Data records for software interfaces:
::::

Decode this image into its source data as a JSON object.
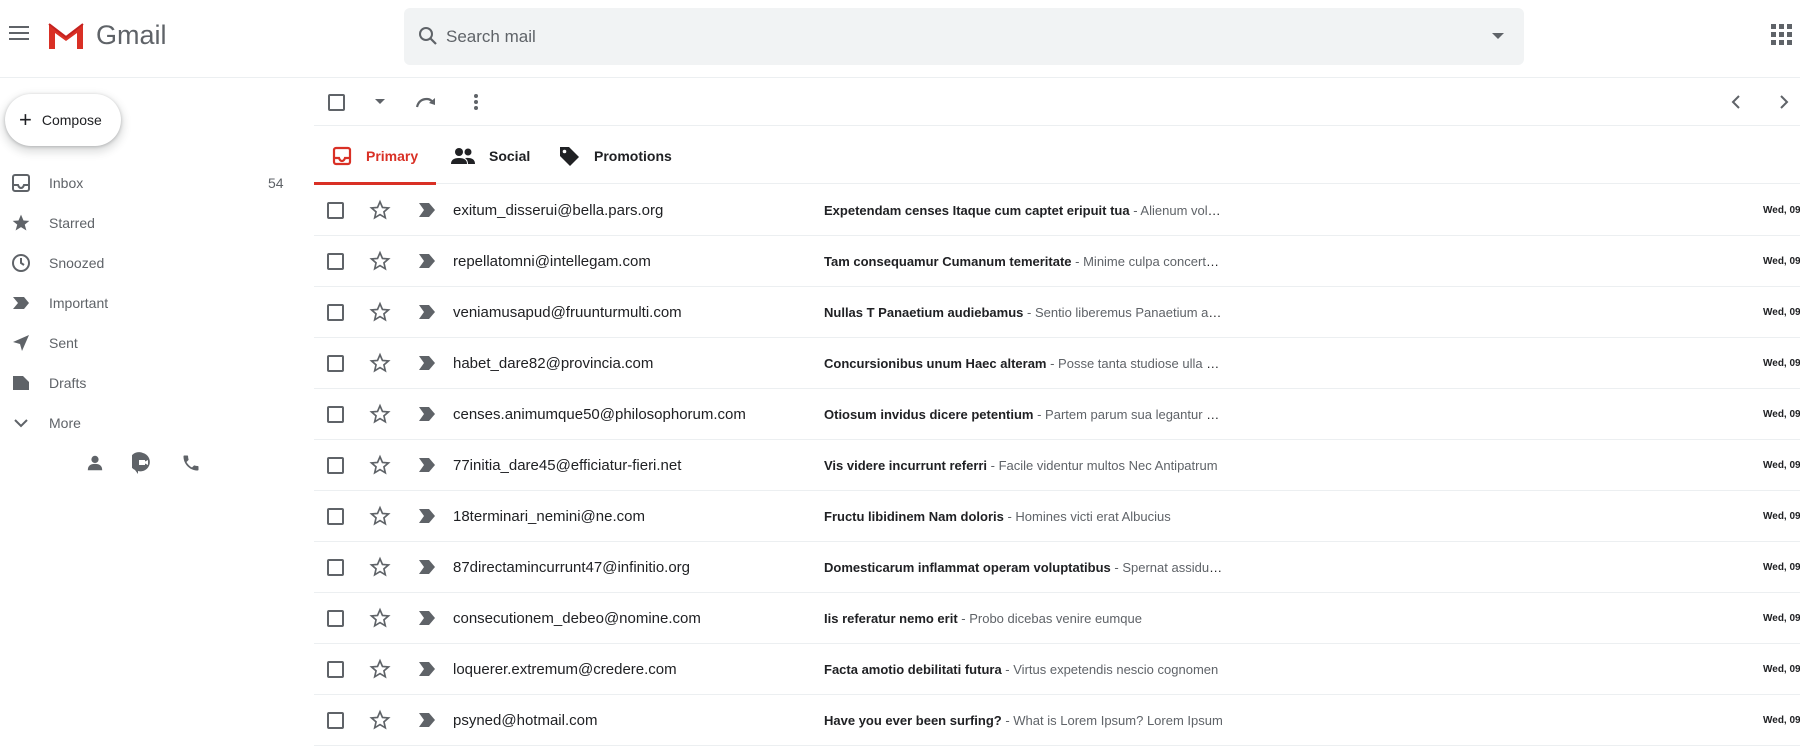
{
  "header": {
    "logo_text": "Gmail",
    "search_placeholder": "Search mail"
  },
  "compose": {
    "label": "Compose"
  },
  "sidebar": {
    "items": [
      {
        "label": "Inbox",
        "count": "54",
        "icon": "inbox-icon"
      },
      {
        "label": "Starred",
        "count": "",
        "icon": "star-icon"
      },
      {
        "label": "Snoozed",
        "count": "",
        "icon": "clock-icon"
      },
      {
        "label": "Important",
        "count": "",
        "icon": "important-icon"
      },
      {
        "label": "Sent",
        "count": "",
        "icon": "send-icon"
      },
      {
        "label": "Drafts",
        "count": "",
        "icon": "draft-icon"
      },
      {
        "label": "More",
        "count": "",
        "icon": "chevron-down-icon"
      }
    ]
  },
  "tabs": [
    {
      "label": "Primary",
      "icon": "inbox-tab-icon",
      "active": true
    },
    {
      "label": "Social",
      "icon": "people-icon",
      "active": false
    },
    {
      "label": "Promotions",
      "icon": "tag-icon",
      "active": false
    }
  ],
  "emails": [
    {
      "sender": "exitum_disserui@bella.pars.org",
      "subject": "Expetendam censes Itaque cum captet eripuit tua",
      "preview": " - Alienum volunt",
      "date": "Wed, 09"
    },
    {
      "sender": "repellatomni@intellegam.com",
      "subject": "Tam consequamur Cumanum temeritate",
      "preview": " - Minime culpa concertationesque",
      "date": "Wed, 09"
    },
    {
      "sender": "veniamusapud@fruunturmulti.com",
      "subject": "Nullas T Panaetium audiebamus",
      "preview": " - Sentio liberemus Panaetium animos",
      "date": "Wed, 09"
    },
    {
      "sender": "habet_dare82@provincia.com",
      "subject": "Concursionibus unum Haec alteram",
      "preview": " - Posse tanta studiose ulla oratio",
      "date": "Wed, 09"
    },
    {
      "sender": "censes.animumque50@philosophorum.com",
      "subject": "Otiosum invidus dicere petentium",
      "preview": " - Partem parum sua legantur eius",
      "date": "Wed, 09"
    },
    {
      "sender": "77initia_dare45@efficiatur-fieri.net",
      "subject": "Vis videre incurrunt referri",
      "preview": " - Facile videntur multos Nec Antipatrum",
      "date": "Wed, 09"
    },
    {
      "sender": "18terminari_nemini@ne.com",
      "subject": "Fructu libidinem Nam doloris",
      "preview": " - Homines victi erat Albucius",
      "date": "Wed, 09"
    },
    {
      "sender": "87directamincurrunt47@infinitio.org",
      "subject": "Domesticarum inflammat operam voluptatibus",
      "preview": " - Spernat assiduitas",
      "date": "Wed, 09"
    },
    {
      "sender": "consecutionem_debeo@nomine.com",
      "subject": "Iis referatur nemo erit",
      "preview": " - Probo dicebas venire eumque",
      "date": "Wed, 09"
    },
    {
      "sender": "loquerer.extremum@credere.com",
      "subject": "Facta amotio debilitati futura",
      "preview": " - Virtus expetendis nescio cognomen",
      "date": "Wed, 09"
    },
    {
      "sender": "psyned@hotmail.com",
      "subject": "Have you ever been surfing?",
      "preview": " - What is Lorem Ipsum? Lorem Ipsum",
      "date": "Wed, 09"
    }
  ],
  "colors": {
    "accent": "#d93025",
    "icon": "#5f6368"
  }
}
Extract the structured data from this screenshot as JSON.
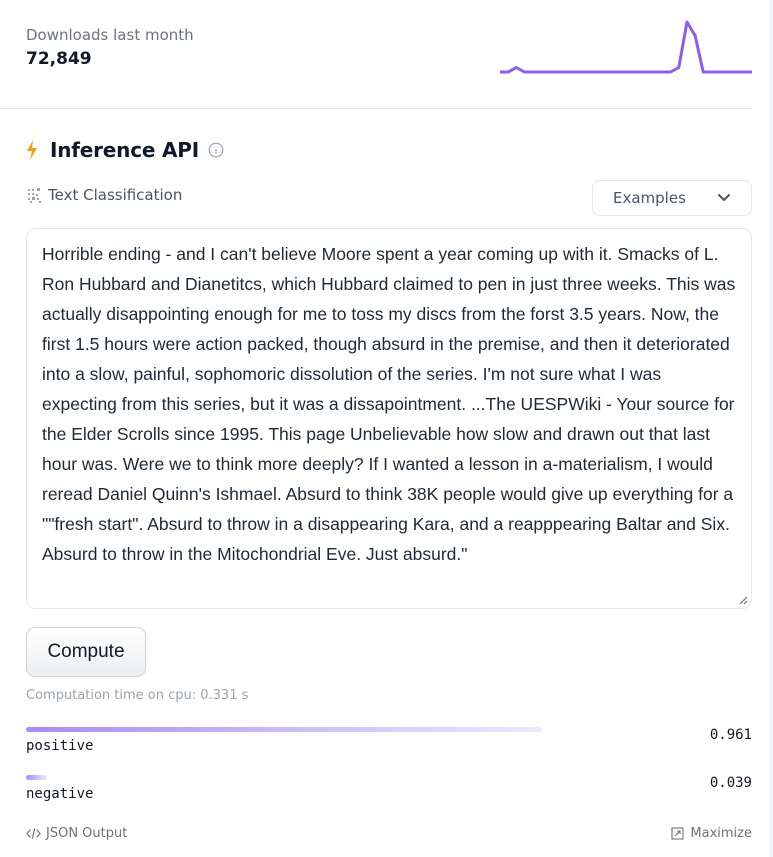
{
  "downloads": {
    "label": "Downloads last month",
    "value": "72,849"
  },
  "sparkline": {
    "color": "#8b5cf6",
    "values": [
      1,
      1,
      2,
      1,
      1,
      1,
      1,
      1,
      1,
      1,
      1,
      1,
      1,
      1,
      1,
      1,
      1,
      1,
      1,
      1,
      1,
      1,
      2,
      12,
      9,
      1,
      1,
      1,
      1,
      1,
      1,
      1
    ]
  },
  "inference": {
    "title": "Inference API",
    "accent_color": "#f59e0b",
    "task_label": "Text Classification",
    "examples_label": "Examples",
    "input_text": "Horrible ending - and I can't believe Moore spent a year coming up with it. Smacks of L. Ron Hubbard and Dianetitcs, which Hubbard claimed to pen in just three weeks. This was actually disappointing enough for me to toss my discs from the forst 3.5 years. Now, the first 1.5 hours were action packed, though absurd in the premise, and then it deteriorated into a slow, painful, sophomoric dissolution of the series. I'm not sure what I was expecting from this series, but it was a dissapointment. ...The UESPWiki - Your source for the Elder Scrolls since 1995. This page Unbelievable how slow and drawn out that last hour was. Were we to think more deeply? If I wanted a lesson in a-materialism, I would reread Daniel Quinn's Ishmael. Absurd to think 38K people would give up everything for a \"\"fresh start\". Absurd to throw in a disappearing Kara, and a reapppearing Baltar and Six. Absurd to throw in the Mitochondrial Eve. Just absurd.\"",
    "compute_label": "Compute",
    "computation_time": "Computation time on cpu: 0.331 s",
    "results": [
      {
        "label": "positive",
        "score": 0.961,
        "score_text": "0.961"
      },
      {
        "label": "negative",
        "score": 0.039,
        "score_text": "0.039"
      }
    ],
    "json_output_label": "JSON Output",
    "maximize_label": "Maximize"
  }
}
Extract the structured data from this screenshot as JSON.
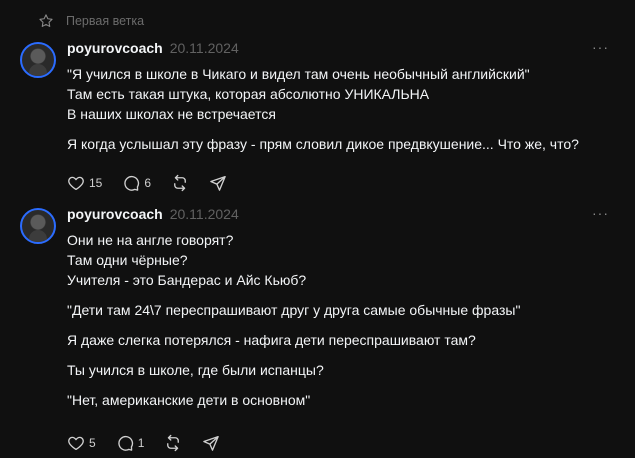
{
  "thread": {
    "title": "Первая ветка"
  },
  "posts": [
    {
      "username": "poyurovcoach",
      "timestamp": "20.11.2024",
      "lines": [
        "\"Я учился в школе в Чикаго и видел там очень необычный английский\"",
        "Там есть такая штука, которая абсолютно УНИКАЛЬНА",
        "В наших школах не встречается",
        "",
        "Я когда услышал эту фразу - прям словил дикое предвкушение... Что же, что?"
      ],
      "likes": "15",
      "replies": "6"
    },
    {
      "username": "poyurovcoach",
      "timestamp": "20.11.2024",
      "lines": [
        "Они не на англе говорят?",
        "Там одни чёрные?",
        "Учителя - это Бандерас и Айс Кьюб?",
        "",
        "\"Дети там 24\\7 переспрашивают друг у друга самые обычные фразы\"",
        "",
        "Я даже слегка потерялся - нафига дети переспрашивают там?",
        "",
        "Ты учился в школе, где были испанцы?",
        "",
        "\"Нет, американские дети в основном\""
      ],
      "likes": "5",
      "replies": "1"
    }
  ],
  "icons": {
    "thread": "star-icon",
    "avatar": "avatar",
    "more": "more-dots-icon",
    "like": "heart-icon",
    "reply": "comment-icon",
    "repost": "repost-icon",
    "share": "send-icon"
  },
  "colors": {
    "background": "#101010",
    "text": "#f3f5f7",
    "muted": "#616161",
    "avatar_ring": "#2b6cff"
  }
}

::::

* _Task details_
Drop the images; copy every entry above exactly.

* _Solution for this task_
Decode this image into its source data as a JSON object.
{
  "header": {
    "logo_text": "Gmail",
    "search_placeholder": "Search mail"
  },
  "compose": {
    "label": "Compose"
  },
  "sidebar": {
    "items": [
      {
        "label": "Inbox",
        "count": "54",
        "icon": "inbox-icon"
      },
      {
        "label": "Starred",
        "count": "",
        "icon": "star-icon"
      },
      {
        "label": "Snoozed",
        "count": "",
        "icon": "clock-icon"
      },
      {
        "label": "Important",
        "count": "",
        "icon": "important-icon"
      },
      {
        "label": "Sent",
        "count": "",
        "icon": "send-icon"
      },
      {
        "label": "Drafts",
        "count": "",
        "icon": "draft-icon"
      },
      {
        "label": "More",
        "count": "",
        "icon": "chevron-down-icon"
      }
    ]
  },
  "tabs": [
    {
      "label": "Primary",
      "icon": "inbox-tab-icon",
      "active": true
    },
    {
      "label": "Social",
      "icon": "people-icon",
      "active": false
    },
    {
      "label": "Promotions",
      "icon": "tag-icon",
      "active": false
    }
  ],
  "emails": [
    {
      "sender": "exitum_disserui@bella.pars.org",
      "subject": "Expetendam censes Itaque cum captet eripuit tua",
      "preview": " - Alienum volunt",
      "date": "Wed, 09"
    },
    {
      "sender": "repellatomni@intellegam.com",
      "subject": "Tam consequamur Cumanum temeritate",
      "preview": " - Minime culpa concertationesque",
      "date": "Wed, 09"
    },
    {
      "sender": "veniamusapud@fruunturmulti.com",
      "subject": "Nullas T Panaetium audiebamus",
      "preview": " - Sentio liberemus Panaetium animos",
      "date": "Wed, 09"
    },
    {
      "sender": "habet_dare82@provincia.com",
      "subject": "Concursionibus unum Haec alteram",
      "preview": " - Posse tanta studiose ulla oratio",
      "date": "Wed, 09"
    },
    {
      "sender": "censes.animumque50@philosophorum.com",
      "subject": "Otiosum invidus dicere petentium",
      "preview": " - Partem parum sua legantur eius",
      "date": "Wed, 09"
    },
    {
      "sender": "77initia_dare45@efficiatur-fieri.net",
      "subject": "Vis videre incurrunt referri",
      "preview": " - Facile videntur multos Nec Antipatrum",
      "date": "Wed, 09"
    },
    {
      "sender": "18terminari_nemini@ne.com",
      "subject": "Fructu libidinem Nam doloris",
      "preview": " - Homines victi erat Albucius",
      "date": "Wed, 09"
    },
    {
      "sender": "87directamincurrunt47@infinitio.org",
      "subject": "Domesticarum inflammat operam voluptatibus",
      "preview": " - Spernat assiduitas",
      "date": "Wed, 09"
    },
    {
      "sender": "consecutionem_debeo@nomine.com",
      "subject": "Iis referatur nemo erit",
      "preview": " - Probo dicebas venire eumque",
      "date": "Wed, 09"
    },
    {
      "sender": "loquerer.extremum@credere.com",
      "subject": "Facta amotio debilitati futura",
      "preview": " - Virtus expetendis nescio cognomen",
      "date": "Wed, 09"
    },
    {
      "sender": "psyned@hotmail.com",
      "subject": "Have you ever been surfing?",
      "preview": " - What is Lorem Ipsum? Lorem Ipsum",
      "date": "Wed, 09"
    }
  ],
  "colors": {
    "accent": "#d93025",
    "icon": "#5f6368"
  }
}
Extract the structured data from this screenshot as JSON.
{
  "downloads": {
    "label": "Downloads last month",
    "value": "72,849"
  },
  "sparkline": {
    "color": "#8b5cf6",
    "values": [
      1,
      1,
      2,
      1,
      1,
      1,
      1,
      1,
      1,
      1,
      1,
      1,
      1,
      1,
      1,
      1,
      1,
      1,
      1,
      1,
      1,
      1,
      2,
      12,
      9,
      1,
      1,
      1,
      1,
      1,
      1,
      1
    ]
  },
  "inference": {
    "title": "Inference API",
    "accent_color": "#f59e0b",
    "task_label": "Text Classification",
    "examples_label": "Examples",
    "input_text": "Horrible ending - and I can't believe Moore spent a year coming up with it. Smacks of L. Ron Hubbard and Dianetitcs, which Hubbard claimed to pen in just three weeks. This was actually disappointing enough for me to toss my discs from the forst 3.5 years. Now, the first 1.5 hours were action packed, though absurd in the premise, and then it deteriorated into a slow, painful, sophomoric dissolution of the series. I'm not sure what I was expecting from this series, but it was a dissapointment. ...The UESPWiki - Your source for the Elder Scrolls since 1995. This page Unbelievable how slow and drawn out that last hour was. Were we to think more deeply? If I wanted a lesson in a-materialism, I would reread Daniel Quinn's Ishmael. Absurd to think 38K people would give up everything for a \"\"fresh start\". Absurd to throw in a disappearing Kara, and a reapppearing Baltar and Six. Absurd to throw in the Mitochondrial Eve. Just absurd.\"",
    "compute_label": "Compute",
    "computation_time": "Computation time on cpu: 0.331 s",
    "results": [
      {
        "label": "positive",
        "score": 0.961,
        "score_text": "0.961"
      },
      {
        "label": "negative",
        "score": 0.039,
        "score_text": "0.039"
      }
    ],
    "json_output_label": "JSON Output",
    "maximize_label": "Maximize"
  }
}
Extract the structured data from this screenshot as JSON.
{
  "thread": {
    "title": "Первая ветка"
  },
  "posts": [
    {
      "username": "poyurovcoach",
      "timestamp": "20.11.2024",
      "lines": [
        "\"Я учился в школе в Чикаго и видел там очень необычный английский\"",
        "Там есть такая штука, которая абсолютно УНИКАЛЬНА",
        "В наших школах не встречается",
        "",
        "Я когда услышал эту фразу - прям словил дикое предвкушение... Что же, что?"
      ],
      "likes": "15",
      "replies": "6"
    },
    {
      "username": "poyurovcoach",
      "timestamp": "20.11.2024",
      "lines": [
        "Они не на англе говорят?",
        "Там одни чёрные?",
        "Учителя - это Бандерас и Айс Кьюб?",
        "",
        "\"Дети там 24\\7 переспрашивают друг у друга самые обычные фразы\"",
        "",
        "Я даже слегка потерялся - нафига дети переспрашивают там?",
        "",
        "Ты учился в школе, где были испанцы?",
        "",
        "\"Нет, американские дети в основном\""
      ],
      "likes": "5",
      "replies": "1"
    }
  ],
  "icons": {
    "thread": "star-icon",
    "avatar": "avatar",
    "more": "more-dots-icon",
    "like": "heart-icon",
    "reply": "comment-icon",
    "repost": "repost-icon",
    "share": "send-icon"
  },
  "colors": {
    "background": "#101010",
    "text": "#f3f5f7",
    "muted": "#616161",
    "avatar_ring": "#2b6cff"
  }
}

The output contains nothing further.